Virginia's hotly contested Senate race between Democrat Tim Kaine and Republican George Allen has been getting national attention since early 2011, but it remains exactly where it was back then: a dead heat.
The airwaves have been flooded with ads, both positive and negative. The two candidates raised millions of dollars and outside groups have spent millions more on their behalf. They've rubbed elbows with the presidential candidates, sent their wives around the state to vouch for them and debated each other twice.
Still, nearly every poll shows the two former governors neck-and-neck, a deadlock one of them hope to finally break Thursday when Kaine and Allen square off for their first televised debate, the first chance many Virginians will have to see them.
|When: Thursday, 12 p.m.|
|Where: Capitol One Bank Auditorium, McLean|
|Host: Fairfax County Chamber of Commerce and NBC4|
|TV: NBC4 (Live). Replayed Sunday after Press Pass|
|When: Oct. 8|
|Host: AARP, League of Women Voters Virginia, WVCE Public Radio and WTVR CBS 6 TV|
|When: Oct. 18|
|Host: WSLS NBC 10 and Virginia Tech|
"These two campaigns have tried just about everything to break away from their rival and nothing has really moved the needle," said Stephen Farnsworth, a political science professor at the University of Mary Washington. "Not record spending, not combative rhetoric, not presidential candidates in Virginia every few days. All indications are this is going to remain very close down to the wire."
Thursday's debate in McLean is the first of three televised meetings planned for Kaine and Allen, whose race could decide which party controls the Senate. It will also be the first chance for many Virginians to see the candidates and both will have to use the opportunity to win over voters who until now have only known them through the barrage of ads both sides have been running for months.
"Kaine is going to have to defend his support for tax increases and Allen is going to have to defend his belief that it's off the table," said Bob Holsworth, a longtime political analyst in Virginia. "On health care, Kaine has to defend Obamacare. On the other hand, Allen has to find a way to convince people he's not for people to be kicked off insurance for preexisting conditions."

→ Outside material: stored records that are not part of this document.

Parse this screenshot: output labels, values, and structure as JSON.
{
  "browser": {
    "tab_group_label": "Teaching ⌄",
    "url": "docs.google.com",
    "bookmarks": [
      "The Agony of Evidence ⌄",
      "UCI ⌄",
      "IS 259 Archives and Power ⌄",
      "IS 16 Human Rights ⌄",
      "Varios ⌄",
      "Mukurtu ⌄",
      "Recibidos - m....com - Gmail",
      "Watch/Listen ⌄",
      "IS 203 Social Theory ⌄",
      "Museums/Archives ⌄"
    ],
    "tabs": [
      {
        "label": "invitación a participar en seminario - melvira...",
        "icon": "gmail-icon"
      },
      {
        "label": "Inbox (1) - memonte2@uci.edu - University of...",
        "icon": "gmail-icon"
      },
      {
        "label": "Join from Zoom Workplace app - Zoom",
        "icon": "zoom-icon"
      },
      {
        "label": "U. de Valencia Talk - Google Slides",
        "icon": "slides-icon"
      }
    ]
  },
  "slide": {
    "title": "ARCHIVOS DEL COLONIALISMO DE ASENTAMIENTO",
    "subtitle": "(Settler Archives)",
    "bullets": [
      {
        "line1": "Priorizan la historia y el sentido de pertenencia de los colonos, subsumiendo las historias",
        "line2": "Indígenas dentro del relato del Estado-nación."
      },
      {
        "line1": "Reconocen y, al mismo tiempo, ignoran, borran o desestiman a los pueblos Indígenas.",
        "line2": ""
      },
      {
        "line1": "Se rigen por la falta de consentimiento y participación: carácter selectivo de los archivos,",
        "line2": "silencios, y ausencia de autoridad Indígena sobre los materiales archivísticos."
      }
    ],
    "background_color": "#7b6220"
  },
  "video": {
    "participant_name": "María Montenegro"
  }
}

Kaine has outraised Allen $10.3 million to $8 million, though both have spent much of their war chests. In addition to the $12 million in ads being run by outside groups on both sides, Kaine has reserved $4.5 million in airtime while Allen set aside $5 million.
Dan Allen, a senior adviser to Allen, said a new round of negative ads Kaine is running -- targeting Allen's gubernatorial and Senate record on fiscal issues and abortion -- shows Kaine's camp is worried.
Kaine spokesman Brandi Hoffine defended the ads, saying past records show voters how candidates will serve in Washington.
Allen has been contrasting his views on energy and defense with those of President Obama, a close ally of Kaine's, even though Kaine has distanced himself from the president on both issues.
Kaine has emphasized his fiscal conservatism in an attempt to win over moderate voters.
Deadlocked as they are, Kaine and Allen could end up relying on the performance of the presidential candidates in Virginia to decide their race, depending on Obama or Romney to draw voters to the polls, said Craig Brians, a political science professor at Virginia Tech.
"The main thing is the relentless drive to the center by both candidates," Brians said, "which seems to me like exactly what you want to do in a presidential election where it could tilt either way for Obama or Romney."